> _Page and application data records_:

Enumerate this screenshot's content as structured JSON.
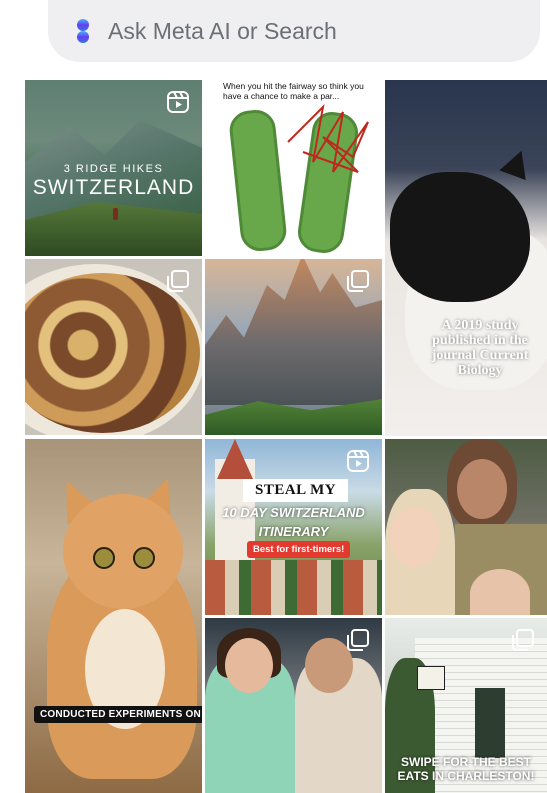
{
  "search": {
    "placeholder": "Ask Meta AI or Search",
    "icon": "meta-ai-icon",
    "accent_colors": [
      "#3fb6ff",
      "#6a3df0",
      "#2a7de1"
    ]
  },
  "grid": {
    "tiles": [
      {
        "name": "switzerland-hikes-reel",
        "type": "reel",
        "subtitle": "3 RIDGE HIKES",
        "title": "SWITZERLAND",
        "icon": "reels-icon"
      },
      {
        "name": "golf-fairway-post",
        "type": "post",
        "caption": "When you hit the fairway so think you have a chance to make a par..."
      },
      {
        "name": "cat-study-post",
        "type": "post",
        "caption": "A 2019 study published in the journal Current Biology"
      },
      {
        "name": "pasta-dish-post",
        "type": "carousel",
        "icon": "multiple-photos-icon"
      },
      {
        "name": "dolomites-post",
        "type": "carousel",
        "icon": "multiple-photos-icon"
      },
      {
        "name": "orange-cat-post",
        "type": "post",
        "caption": "CONDUCTED EXPERIMENTS ON"
      },
      {
        "name": "switzerland-itinerary-reel",
        "type": "reel",
        "line1": "STEAL MY",
        "line2": "10 DAY SWITZERLAND ITINERARY",
        "badge": "Best for first-timers!",
        "icon": "reels-icon"
      },
      {
        "name": "tennis-crowd-post",
        "type": "post"
      },
      {
        "name": "wimbledon-couple-post",
        "type": "carousel",
        "icon": "multiple-photos-icon"
      },
      {
        "name": "charleston-eats-post",
        "type": "carousel",
        "caption": "SWIPE FOR THE BEST EATS IN CHARLESTON!",
        "icon": "multiple-photos-icon"
      }
    ]
  }
}
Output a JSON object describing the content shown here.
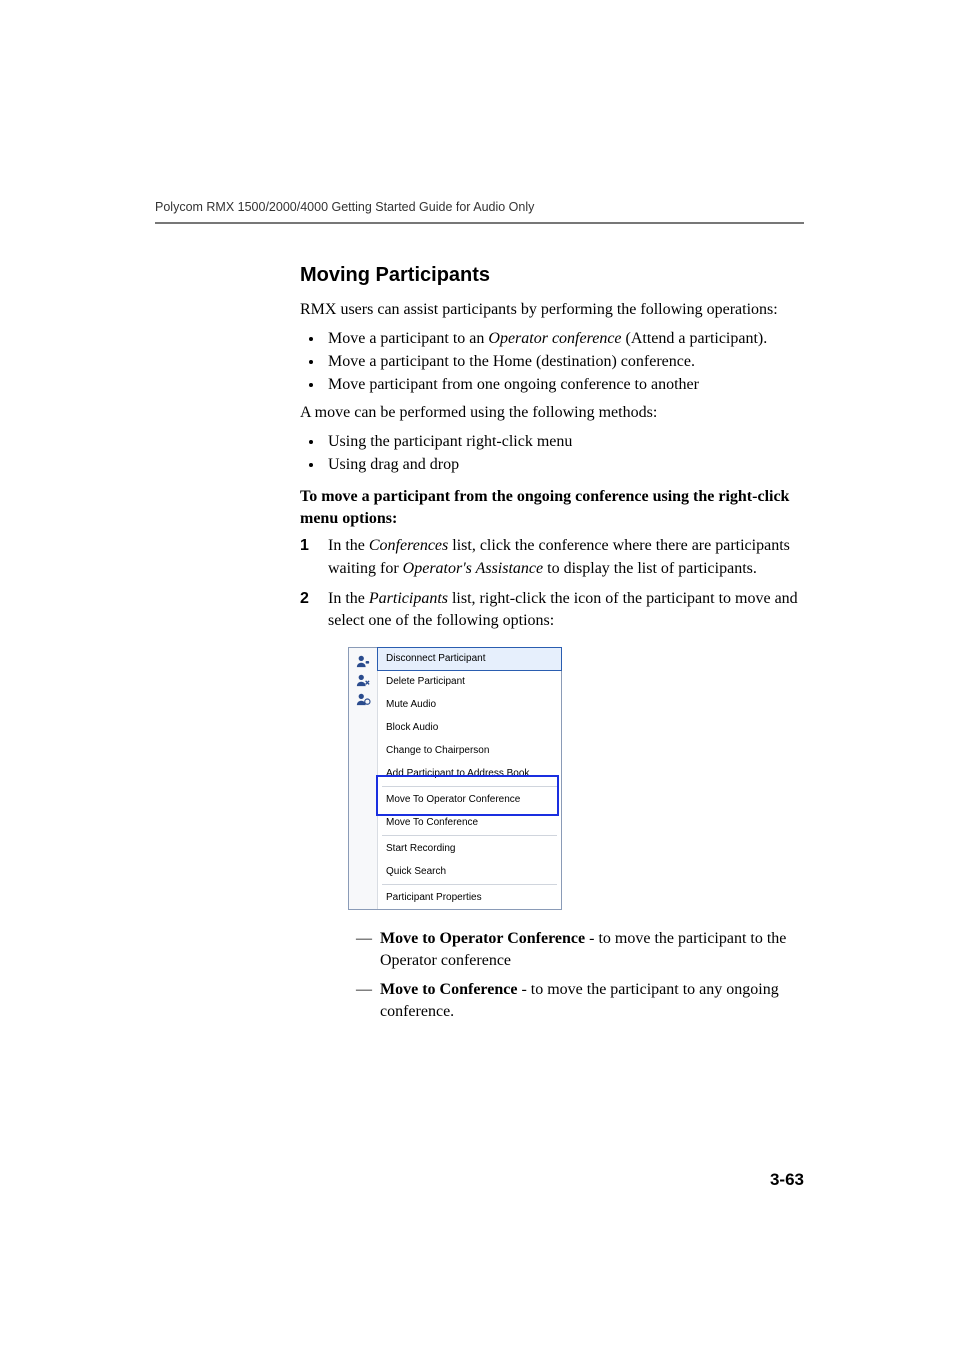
{
  "running_header": "Polycom RMX 1500/2000/4000 Getting Started Guide for Audio Only",
  "section_title": "Moving Participants",
  "intro": "RMX users can assist participants by performing the following operations:",
  "ops_bullets": [
    {
      "pre": "Move a participant to an ",
      "italic": "Operator conference",
      "post": " (Attend a participant)."
    },
    {
      "pre": "Move a participant to the Home (destination) conference.",
      "italic": "",
      "post": ""
    },
    {
      "pre": "Move participant from one ongoing conference to another",
      "italic": "",
      "post": ""
    }
  ],
  "methods_intro": "A move can be performed using the following methods:",
  "methods_bullets": [
    "Using the participant right-click menu",
    "Using drag and drop"
  ],
  "procedure_heading": "To move a participant from the ongoing conference using the right-click menu options:",
  "steps": {
    "s1": {
      "pre": "In the ",
      "italic1": "Conferences",
      "mid": " list, click the conference where there are participants waiting for ",
      "italic2": "Operator's Assistance",
      "post": " to display the list of participants."
    },
    "s2": {
      "pre": "In the ",
      "italic1": "Participants",
      "post": " list, right-click the icon of the participant to move and select one of the following options:"
    }
  },
  "menu": {
    "items": [
      "Disconnect Participant",
      "Delete Participant",
      "Mute Audio",
      "Block Audio",
      "Change to Chairperson",
      "Add Participant to Address Book",
      "Move To Operator Conference",
      "Move To Conference",
      "Start Recording",
      "Quick Search",
      "Participant Properties"
    ]
  },
  "options": {
    "o1": {
      "bold": "Move to Operator Conference",
      "rest": " - to move the participant to the Operator conference"
    },
    "o2": {
      "bold": "Move to Conference",
      "rest": " - to move the participant to any ongoing conference."
    }
  },
  "page_number": "3-63"
}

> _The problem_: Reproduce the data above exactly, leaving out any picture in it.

> _Task result_:
Enumerate this screenshot's content as structured JSON.
{
  "search": {
    "placeholder": "Ask Meta AI or Search",
    "icon": "meta-ai-icon",
    "accent_colors": [
      "#3fb6ff",
      "#6a3df0",
      "#2a7de1"
    ]
  },
  "grid": {
    "tiles": [
      {
        "name": "switzerland-hikes-reel",
        "type": "reel",
        "subtitle": "3 RIDGE HIKES",
        "title": "SWITZERLAND",
        "icon": "reels-icon"
      },
      {
        "name": "golf-fairway-post",
        "type": "post",
        "caption": "When you hit the fairway so think you have a chance to make a par..."
      },
      {
        "name": "cat-study-post",
        "type": "post",
        "caption": "A 2019 study published in the journal Current Biology"
      },
      {
        "name": "pasta-dish-post",
        "type": "carousel",
        "icon": "multiple-photos-icon"
      },
      {
        "name": "dolomites-post",
        "type": "carousel",
        "icon": "multiple-photos-icon"
      },
      {
        "name": "orange-cat-post",
        "type": "post",
        "caption": "CONDUCTED EXPERIMENTS ON"
      },
      {
        "name": "switzerland-itinerary-reel",
        "type": "reel",
        "line1": "STEAL MY",
        "line2": "10 DAY SWITZERLAND ITINERARY",
        "badge": "Best for first-timers!",
        "icon": "reels-icon"
      },
      {
        "name": "tennis-crowd-post",
        "type": "post"
      },
      {
        "name": "wimbledon-couple-post",
        "type": "carousel",
        "icon": "multiple-photos-icon"
      },
      {
        "name": "charleston-eats-post",
        "type": "carousel",
        "caption": "SWIPE FOR THE BEST EATS IN CHARLESTON!",
        "icon": "multiple-photos-icon"
      }
    ]
  }
}
Output a JSON object describing the content shown here.
{
  "running_header": "Polycom RMX 1500/2000/4000 Getting Started Guide for Audio Only",
  "section_title": "Moving Participants",
  "intro": "RMX users can assist participants by performing the following operations:",
  "ops_bullets": [
    {
      "pre": "Move a participant to an ",
      "italic": "Operator conference",
      "post": " (Attend a participant)."
    },
    {
      "pre": "Move a participant to the Home (destination) conference.",
      "italic": "",
      "post": ""
    },
    {
      "pre": "Move participant from one ongoing conference to another",
      "italic": "",
      "post": ""
    }
  ],
  "methods_intro": "A move can be performed using the following methods:",
  "methods_bullets": [
    "Using the participant right-click menu",
    "Using drag and drop"
  ],
  "procedure_heading": "To move a participant from the ongoing conference using the right-click menu options:",
  "steps": {
    "s1": {
      "pre": "In the ",
      "italic1": "Conferences",
      "mid": " list, click the conference where there are participants waiting for ",
      "italic2": "Operator's Assistance",
      "post": " to display the list of participants."
    },
    "s2": {
      "pre": "In the ",
      "italic1": "Participants",
      "post": " list, right-click the icon of the participant to move and select one of the following options:"
    }
  },
  "menu": {
    "items": [
      "Disconnect Participant",
      "Delete Participant",
      "Mute Audio",
      "Block Audio",
      "Change to Chairperson",
      "Add Participant to Address Book",
      "Move To Operator Conference",
      "Move To Conference",
      "Start Recording",
      "Quick Search",
      "Participant Properties"
    ]
  },
  "options": {
    "o1": {
      "bold": "Move to Operator Conference",
      "rest": " - to move the participant to the Operator conference"
    },
    "o2": {
      "bold": "Move to Conference",
      "rest": " - to move the participant to any ongoing conference."
    }
  },
  "page_number": "3-63"
}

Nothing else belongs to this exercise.